Many nationalities can enter Singapore without a visa. Refer to the Immigration and Checkpoints Authority for current guidelines. Entry permit duration depends on nationality and entry point. Most people get 14 or 30 days, although EU, Norwegian, Swiss and US passport holders can get up to 90 days. If you are a registered team and need invitation letters to apply for a Visa to Singapore, please contact your Team Liaison.
Getting around Singapore is easy. The public transportation system is extremely easy to use and taxis are reasonably priced. All public transport systems in Singapore use the EZ-link contactless RFID farecard or a Nets Flash Pay card. You can store value on it and use it on trains (MRT) and city buses. The card can be bought at MRT stations can be "topped up" in increments at the farecard vending machines or 7-Eleven stores. Taxis use meters and are reasonably priced and honest. Mobile apps like Uber and Grab are handy in getting Taxis.More Information
Accommodation in Singapore is expensive by South-East Asian standards. Backpackers' hostels can be found primarily in Little India, Chinatown, Bugis, Clarke Quay and the East Coast at about $25-40 for a dorm bed. Some hostels will rent out whole rooms. Alternatively, the entire dorm room (4 or more beds) can be booked. This provides space for equipment. Check out 65hostel, Boxyroom, 9flats for more options.More Information

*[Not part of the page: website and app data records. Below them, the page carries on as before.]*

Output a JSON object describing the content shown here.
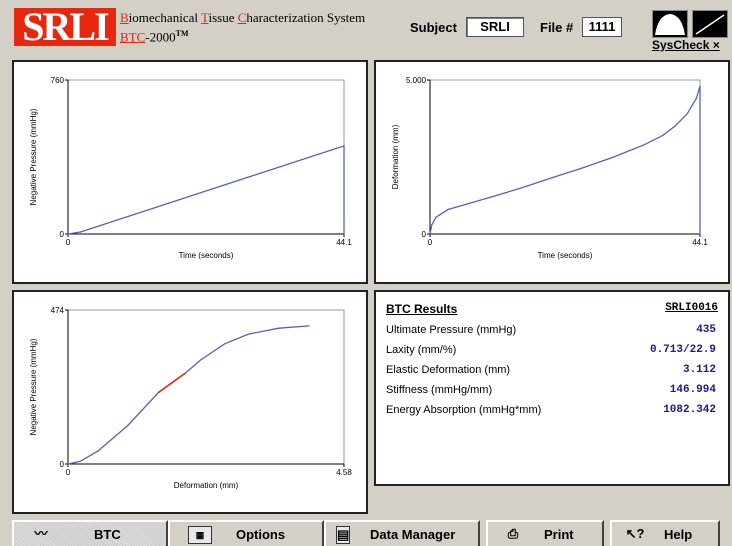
{
  "header": {
    "logo": "SRLI",
    "title_line1": [
      "B",
      "iomechanical ",
      "T",
      "issue ",
      "C",
      "haracterization System"
    ],
    "title_line2_a": "BTC",
    "title_line2_b": "-2000",
    "tm": "TM",
    "subject_label": "Subject",
    "subject_value": "SRLI",
    "file_label": "File #",
    "file_value": "1111",
    "syscheck": "SysCheck ×"
  },
  "plots": {
    "p1": {
      "ymax_label": "760",
      "ymin_label": "0",
      "xmin_label": "0",
      "xmax_label": "44.1",
      "xlabel": "Time (seconds)",
      "ylabel": "Negative Pressure (mmHg)"
    },
    "p2": {
      "ymax_label": "5.000",
      "ymin_label": "0",
      "xmin_label": "0",
      "xmax_label": "44.1",
      "xlabel": "Time (seconds)",
      "ylabel": "Deformation (mm)"
    },
    "p3": {
      "ymax_label": "474",
      "ymin_label": "0",
      "xmin_label": "0",
      "xmax_label": "4.58",
      "xlabel": "Deformation (mm)",
      "ylabel": "Negative Pressure (mmHg)"
    }
  },
  "chart_data": [
    {
      "type": "line",
      "xlabel": "Time (seconds)",
      "ylabel": "Negative Pressure (mmHg)",
      "xlim": [
        0,
        44.1
      ],
      "ylim": [
        0,
        760
      ],
      "x": [
        0,
        2,
        44.1,
        44.1
      ],
      "y": [
        0,
        10,
        435,
        0
      ]
    },
    {
      "type": "line",
      "xlabel": "Time (seconds)",
      "ylabel": "Deformation (mm)",
      "xlim": [
        0,
        44.1
      ],
      "ylim": [
        0,
        5.0
      ],
      "x": [
        0,
        0.3,
        1,
        3,
        6,
        10,
        15,
        20,
        25,
        30,
        35,
        38,
        40,
        42,
        43.5,
        44.1,
        44.1
      ],
      "y": [
        0,
        0.3,
        0.55,
        0.8,
        0.97,
        1.2,
        1.5,
        1.83,
        2.15,
        2.5,
        2.9,
        3.2,
        3.5,
        3.9,
        4.4,
        4.8,
        0
      ]
    },
    {
      "type": "line",
      "xlabel": "Deformation (mm)",
      "ylabel": "Negative Pressure (mmHg)",
      "xlim": [
        0,
        4.58
      ],
      "ylim": [
        0,
        474
      ],
      "x": [
        0,
        0.2,
        0.5,
        1.0,
        1.5,
        1.95,
        2.2,
        2.6,
        3.0,
        3.5,
        4.0
      ],
      "y": [
        0,
        8,
        40,
        120,
        220,
        280,
        320,
        370,
        400,
        418,
        425
      ]
    }
  ],
  "results": {
    "title": "BTC Results",
    "id": "SRLI0016",
    "rows": [
      {
        "label": "Ultimate Pressure (mmHg)",
        "value": "435"
      },
      {
        "label": "Laxity (mm/%)",
        "value": "0.713/22.9"
      },
      {
        "label": "Elastic Deformation (mm)",
        "value": "3.112"
      },
      {
        "label": "Stiffness (mmHg/mm)",
        "value": "146.994"
      },
      {
        "label": "Energy Absorption (mmHg*mm)",
        "value": "1082.342"
      }
    ]
  },
  "tabs": [
    {
      "label": "BTC",
      "icon": "btc-chart-icon"
    },
    {
      "label": "Options",
      "icon": "options-icon"
    },
    {
      "label": "Data Manager",
      "icon": "data-manager-icon"
    },
    {
      "label": "Print",
      "icon": "printer-icon"
    },
    {
      "label": "Help",
      "icon": "help-pointer-icon"
    }
  ],
  "colors": {
    "accent": "#e8280e",
    "curve": "#5560c0",
    "highlight": "#e8280e",
    "value": "#1a1a8c"
  }
}
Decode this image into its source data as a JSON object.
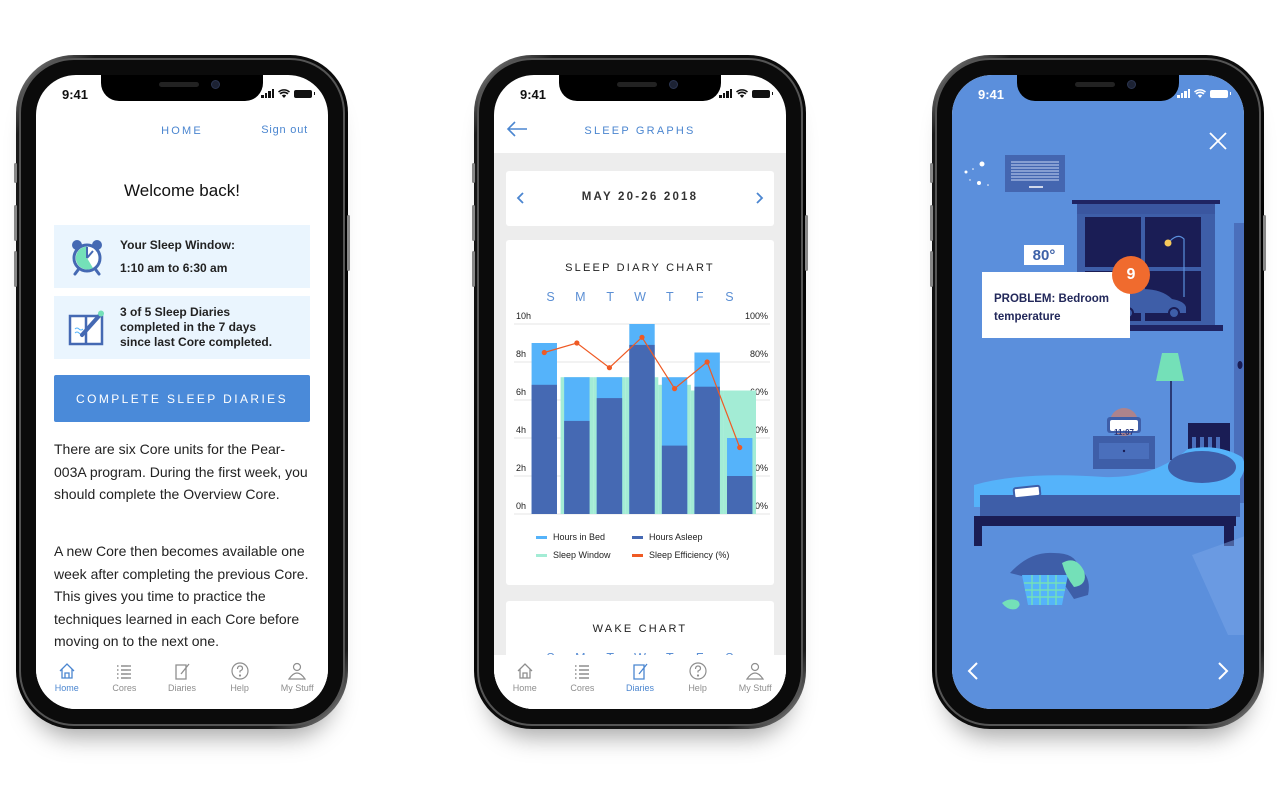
{
  "status_bar": {
    "time": "9:41"
  },
  "home_screen": {
    "nav_title": "HOME",
    "sign_out": "Sign out",
    "welcome": "Welcome back!",
    "sleep_window": {
      "icon": "alarm-clock-icon",
      "label": "Your Sleep Window:",
      "value": "1:10 am to 6:30 am"
    },
    "diaries_status": {
      "icon": "diary-pen-icon",
      "line1": "3 of 5 Sleep Diaries",
      "line2": "completed in the 7 days",
      "line3": "since last Core completed."
    },
    "cta_button": "COMPLETE SLEEP DIARIES",
    "paragraphs": [
      "There are six Core units for the Pear-003A program. During the first week, you should complete the Overview Core.",
      "A new Core then becomes available one week after completing the previous Core. This gives you time to practice the techniques learned in each Core before moving on to the next one."
    ],
    "active_tab": "Home"
  },
  "tabs": [
    {
      "label": "Home",
      "icon": "home-icon"
    },
    {
      "label": "Cores",
      "icon": "list-icon"
    },
    {
      "label": "Diaries",
      "icon": "diary-icon"
    },
    {
      "label": "Help",
      "icon": "help-icon"
    },
    {
      "label": "My Stuff",
      "icon": "person-icon"
    }
  ],
  "graphs_screen": {
    "nav_title": "SLEEP GRAPHS",
    "week_label": "MAY 20-26 2018",
    "wake_chart_title": "WAKE CHART",
    "active_tab": "Diaries"
  },
  "chart_data": {
    "type": "bar",
    "title": "SLEEP DIARY CHART",
    "categories": [
      "S",
      "M",
      "T",
      "W",
      "T",
      "F",
      "S"
    ],
    "series": [
      {
        "name": "Sleep Window",
        "axis": "left",
        "color": "#a3ecd5",
        "values": [
          0,
          7.2,
          7.2,
          7.2,
          6.8,
          6.5,
          6.5
        ]
      },
      {
        "name": "Hours in Bed",
        "axis": "left",
        "color": "#55b3fa",
        "values": [
          9.0,
          7.2,
          7.2,
          10.0,
          7.2,
          8.5,
          4.0
        ]
      },
      {
        "name": "Hours Asleep",
        "axis": "left",
        "color": "#4569b3",
        "values": [
          6.8,
          4.9,
          6.1,
          8.9,
          3.6,
          6.7,
          2.0
        ]
      },
      {
        "name": "Sleep Efficiency (%)",
        "axis": "right",
        "type": "line",
        "color": "#ef5a24",
        "values": [
          85,
          90,
          77,
          93,
          66,
          80,
          35
        ]
      }
    ],
    "y_left": {
      "ticks": [
        "0h",
        "2h",
        "4h",
        "6h",
        "8h",
        "10h"
      ],
      "range": [
        0,
        10
      ]
    },
    "y_right": {
      "ticks": [
        "0%",
        "20%",
        "40%",
        "60%",
        "80%",
        "100%"
      ],
      "range": [
        0,
        100
      ]
    },
    "grid": true,
    "legend": [
      {
        "label": "Hours in Bed",
        "color": "#55b3fa"
      },
      {
        "label": "Hours Asleep",
        "color": "#4569b3"
      },
      {
        "label": "Sleep Window",
        "color": "#a3ecd5"
      },
      {
        "label": "Sleep Efficiency (%)",
        "color": "#ef5a24"
      }
    ],
    "legend_position": "bottom"
  },
  "scene_screen": {
    "badge_number": "9",
    "callout": "PROBLEM: Bedroom temperature",
    "thermostat": "80°",
    "clock_time": "11:07"
  },
  "colors": {
    "accent": "#4a8ad9",
    "card_bg": "#eaf5fe",
    "scene_bg": "#5b8fdc",
    "badge": "#f06b2e"
  }
}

500 Dover Road
By Public Transport
Singapore Polytechnic is at the door step of Dover MRT (train) Station (EW22 Dover). You can also take buses from various parts of Singapore to either Commonwealth Avenue West, Dover Road or Dover Avenue. Google Maps and Gothere.sg are handy websites for finding out bus routes.
The venue address is Singapore Polytechnic, 500 Dover Road, Singapore 139651. The nearest car park to the venue is near Gate 2 or Gate 3.
We are very grateful and would like to say a big Thank You to all the companies that have sponsored SAUVC until now.
We are currently looking for sponsors for SAUVC 2018. Interested in encouraging students doing underwater robotics? Contact us at [email protected]